→ Your task: The data is to be reproduced in full and without error.

→ Input:
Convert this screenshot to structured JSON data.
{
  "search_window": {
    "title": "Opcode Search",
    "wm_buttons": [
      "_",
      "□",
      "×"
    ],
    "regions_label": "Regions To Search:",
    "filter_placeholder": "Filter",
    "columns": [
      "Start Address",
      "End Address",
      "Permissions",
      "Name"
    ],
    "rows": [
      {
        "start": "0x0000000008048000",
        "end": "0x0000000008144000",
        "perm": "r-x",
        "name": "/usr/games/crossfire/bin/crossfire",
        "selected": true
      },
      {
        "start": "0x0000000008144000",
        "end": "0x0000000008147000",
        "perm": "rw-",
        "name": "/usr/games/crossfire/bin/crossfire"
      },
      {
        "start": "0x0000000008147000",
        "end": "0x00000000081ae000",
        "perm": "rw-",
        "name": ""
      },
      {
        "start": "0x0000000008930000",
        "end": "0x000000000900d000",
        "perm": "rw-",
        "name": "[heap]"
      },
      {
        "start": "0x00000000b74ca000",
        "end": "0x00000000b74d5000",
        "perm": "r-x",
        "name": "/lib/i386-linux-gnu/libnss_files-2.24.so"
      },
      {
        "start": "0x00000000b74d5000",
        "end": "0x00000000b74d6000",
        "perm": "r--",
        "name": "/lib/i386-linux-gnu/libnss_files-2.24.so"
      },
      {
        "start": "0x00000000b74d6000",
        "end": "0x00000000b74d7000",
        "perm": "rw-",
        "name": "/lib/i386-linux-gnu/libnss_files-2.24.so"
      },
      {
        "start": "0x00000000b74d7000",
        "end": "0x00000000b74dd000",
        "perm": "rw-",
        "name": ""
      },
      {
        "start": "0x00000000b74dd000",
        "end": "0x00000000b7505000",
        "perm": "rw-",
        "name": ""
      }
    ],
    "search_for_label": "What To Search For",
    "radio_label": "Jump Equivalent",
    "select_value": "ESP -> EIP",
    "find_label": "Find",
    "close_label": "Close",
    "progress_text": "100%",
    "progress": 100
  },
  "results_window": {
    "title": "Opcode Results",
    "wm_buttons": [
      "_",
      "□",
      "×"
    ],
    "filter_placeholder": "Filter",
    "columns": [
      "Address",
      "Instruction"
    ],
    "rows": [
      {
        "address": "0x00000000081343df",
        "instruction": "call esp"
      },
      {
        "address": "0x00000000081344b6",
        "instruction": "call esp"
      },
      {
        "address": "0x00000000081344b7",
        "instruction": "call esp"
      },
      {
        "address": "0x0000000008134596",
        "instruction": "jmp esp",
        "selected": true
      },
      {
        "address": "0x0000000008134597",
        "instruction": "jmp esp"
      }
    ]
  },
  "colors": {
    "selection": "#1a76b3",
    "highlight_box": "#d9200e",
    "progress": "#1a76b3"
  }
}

→ Response below:
Convert this screenshot to structured JSON data.
{
  "search_window": {
    "title": "Opcode Search",
    "wm_buttons": [
      "_",
      "□",
      "×"
    ],
    "regions_label": "Regions To Search:",
    "filter_placeholder": "Filter",
    "columns": [
      "Start Address",
      "End Address",
      "Permissions",
      "Name"
    ],
    "rows": [
      {
        "start": "0x0000000008048000",
        "end": "0x0000000008144000",
        "perm": "r-x",
        "name": "/usr/games/crossfire/bin/crossfire",
        "selected": true
      },
      {
        "start": "0x0000000008144000",
        "end": "0x0000000008147000",
        "perm": "rw-",
        "name": "/usr/games/crossfire/bin/crossfire"
      },
      {
        "start": "0x0000000008147000",
        "end": "0x00000000081ae000",
        "perm": "rw-",
        "name": ""
      },
      {
        "start": "0x0000000008930000",
        "end": "0x000000000900d000",
        "perm": "rw-",
        "name": "[heap]"
      },
      {
        "start": "0x00000000b74ca000",
        "end": "0x00000000b74d5000",
        "perm": "r-x",
        "name": "/lib/i386-linux-gnu/libnss_files-2.24.so"
      },
      {
        "start": "0x00000000b74d5000",
        "end": "0x00000000b74d6000",
        "perm": "r--",
        "name": "/lib/i386-linux-gnu/libnss_files-2.24.so"
      },
      {
        "start": "0x00000000b74d6000",
        "end": "0x00000000b74d7000",
        "perm": "rw-",
        "name": "/lib/i386-linux-gnu/libnss_files-2.24.so"
      },
      {
        "start": "0x00000000b74d7000",
        "end": "0x00000000b74dd000",
        "perm": "rw-",
        "name": ""
      },
      {
        "start": "0x00000000b74dd000",
        "end": "0x00000000b7505000",
        "perm": "rw-",
        "name": ""
      }
    ],
    "search_for_label": "What To Search For",
    "radio_label": "Jump Equivalent",
    "select_value": "ESP -> EIP",
    "find_label": "Find",
    "close_label": "Close",
    "progress_text": "100%",
    "progress": 100
  },
  "results_window": {
    "title": "Opcode Results",
    "wm_buttons": [
      "_",
      "□",
      "×"
    ],
    "filter_placeholder": "Filter",
    "columns": [
      "Address",
      "Instruction"
    ],
    "rows": [
      {
        "address": "0x00000000081343df",
        "instruction": "call esp"
      },
      {
        "address": "0x00000000081344b6",
        "instruction": "call esp"
      },
      {
        "address": "0x00000000081344b7",
        "instruction": "call esp"
      },
      {
        "address": "0x0000000008134596",
        "instruction": "jmp esp",
        "selected": true
      },
      {
        "address": "0x0000000008134597",
        "instruction": "jmp esp"
      }
    ]
  },
  "colors": {
    "selection": "#1a76b3",
    "highlight_box": "#d9200e",
    "progress": "#1a76b3"
  }
}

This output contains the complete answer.